**Exercise requirements**
Please write out every record exactly, but keep any images out of it.

**Supplied data**
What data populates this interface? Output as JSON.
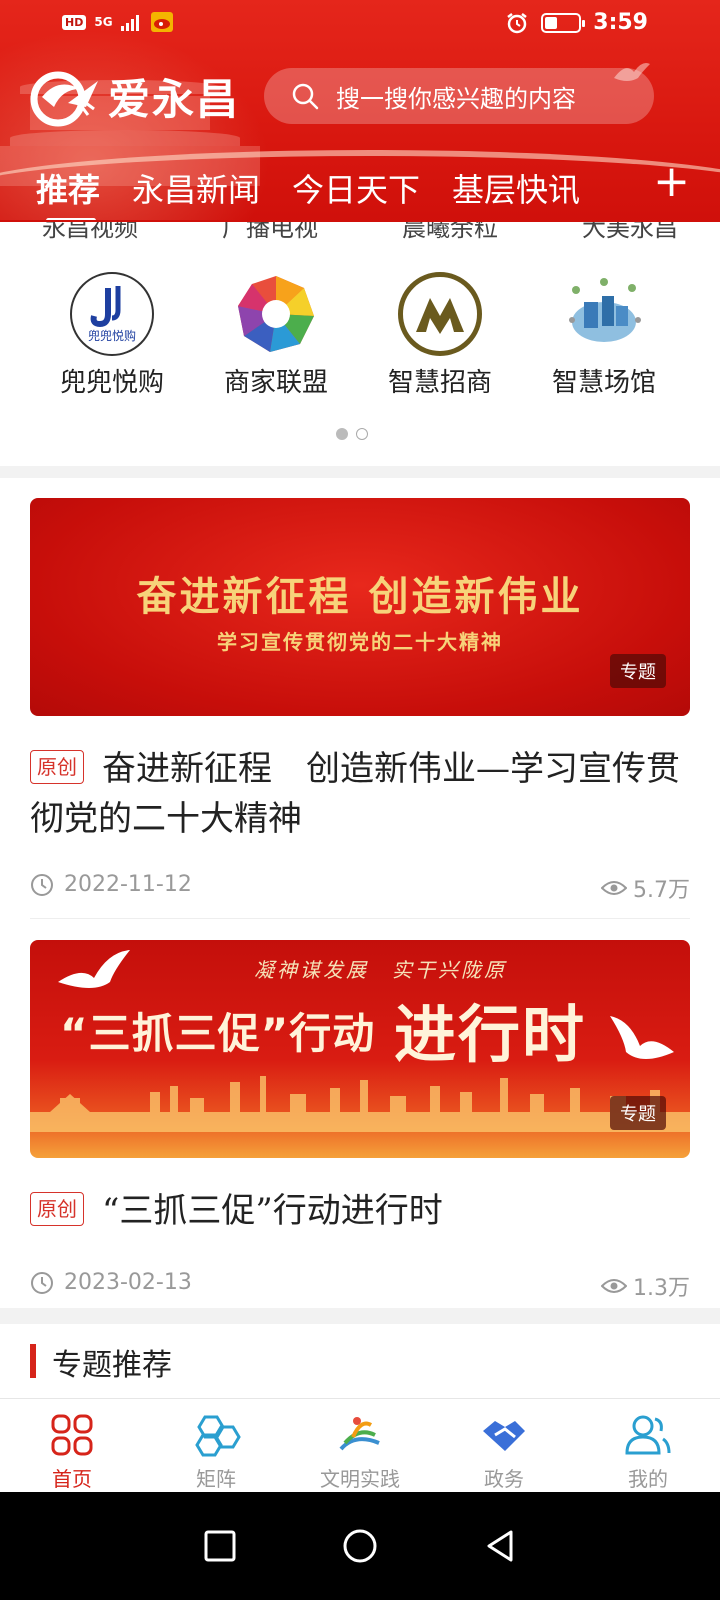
{
  "status_bar": {
    "hd": "HD",
    "network": "5G",
    "time": "3:59"
  },
  "app": {
    "name": "爱永昌"
  },
  "search": {
    "placeholder": "搜一搜你感兴趣的内容"
  },
  "tabs": [
    {
      "label": "推荐",
      "active": true
    },
    {
      "label": "永昌新闻"
    },
    {
      "label": "今日天下"
    },
    {
      "label": "基层快讯"
    }
  ],
  "quick_prev_row": [
    "永昌视频",
    "广播电视",
    "晨曦余粒",
    "大美永昌"
  ],
  "quick_items": [
    {
      "label": "兜兜悦购",
      "icon": "doudou-icon",
      "icon_text": "兜兜悦购"
    },
    {
      "label": "商家联盟",
      "icon": "merchant-alliance-icon"
    },
    {
      "label": "智慧招商",
      "icon": "smart-investment-icon"
    },
    {
      "label": "智慧场馆",
      "icon": "smart-venue-icon"
    }
  ],
  "articles": [
    {
      "banner_title": "奋进新征程 创造新伟业",
      "banner_subtitle": "学习宣传贯彻党的二十大精神",
      "tag": "专题",
      "badge": "原创",
      "title": "奋进新征程　创造新伟业—学习宣传贯彻党的二十大精神",
      "date": "2022-11-12",
      "views": "5.7万"
    },
    {
      "banner_top": "凝神谋发展　实干兴陇原",
      "banner_main": "“三抓三促”行动",
      "banner_big": "进行时",
      "tag": "专题",
      "badge": "原创",
      "title": "“三抓三促”行动进行时",
      "date": "2023-02-13",
      "views": "1.3万"
    }
  ],
  "section": {
    "title": "专题推荐"
  },
  "bottom_nav": [
    {
      "label": "首页",
      "active": true,
      "icon": "home-grid-icon"
    },
    {
      "label": "矩阵",
      "icon": "matrix-icon"
    },
    {
      "label": "文明实践",
      "icon": "civilization-practice-icon"
    },
    {
      "label": "政务",
      "icon": "government-handshake-icon"
    },
    {
      "label": "我的",
      "icon": "user-profile-icon"
    }
  ],
  "colors": {
    "brand_red": "#d6241a",
    "header_red": "#e5261b",
    "banner_gold": "#f7d37a",
    "muted_text": "#999999",
    "nav_blue": "#2a9fd0"
  }
}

**Solution**
What data populates this interface? Output as JSON.
{
  "status_bar": {
    "hd": "HD",
    "network": "5G",
    "time": "3:59"
  },
  "app": {
    "name": "爱永昌"
  },
  "search": {
    "placeholder": "搜一搜你感兴趣的内容"
  },
  "tabs": [
    {
      "label": "推荐",
      "active": true
    },
    {
      "label": "永昌新闻"
    },
    {
      "label": "今日天下"
    },
    {
      "label": "基层快讯"
    }
  ],
  "quick_prev_row": [
    "永昌视频",
    "广播电视",
    "晨曦余粒",
    "大美永昌"
  ],
  "quick_items": [
    {
      "label": "兜兜悦购",
      "icon": "doudou-icon",
      "icon_text": "兜兜悦购"
    },
    {
      "label": "商家联盟",
      "icon": "merchant-alliance-icon"
    },
    {
      "label": "智慧招商",
      "icon": "smart-investment-icon"
    },
    {
      "label": "智慧场馆",
      "icon": "smart-venue-icon"
    }
  ],
  "articles": [
    {
      "banner_title": "奋进新征程 创造新伟业",
      "banner_subtitle": "学习宣传贯彻党的二十大精神",
      "tag": "专题",
      "badge": "原创",
      "title": "奋进新征程　创造新伟业—学习宣传贯彻党的二十大精神",
      "date": "2022-11-12",
      "views": "5.7万"
    },
    {
      "banner_top": "凝神谋发展　实干兴陇原",
      "banner_main": "“三抓三促”行动",
      "banner_big": "进行时",
      "tag": "专题",
      "badge": "原创",
      "title": "“三抓三促”行动进行时",
      "date": "2023-02-13",
      "views": "1.3万"
    }
  ],
  "section": {
    "title": "专题推荐"
  },
  "bottom_nav": [
    {
      "label": "首页",
      "active": true,
      "icon": "home-grid-icon"
    },
    {
      "label": "矩阵",
      "icon": "matrix-icon"
    },
    {
      "label": "文明实践",
      "icon": "civilization-practice-icon"
    },
    {
      "label": "政务",
      "icon": "government-handshake-icon"
    },
    {
      "label": "我的",
      "icon": "user-profile-icon"
    }
  ],
  "colors": {
    "brand_red": "#d6241a",
    "header_red": "#e5261b",
    "banner_gold": "#f7d37a",
    "muted_text": "#999999",
    "nav_blue": "#2a9fd0"
  }
}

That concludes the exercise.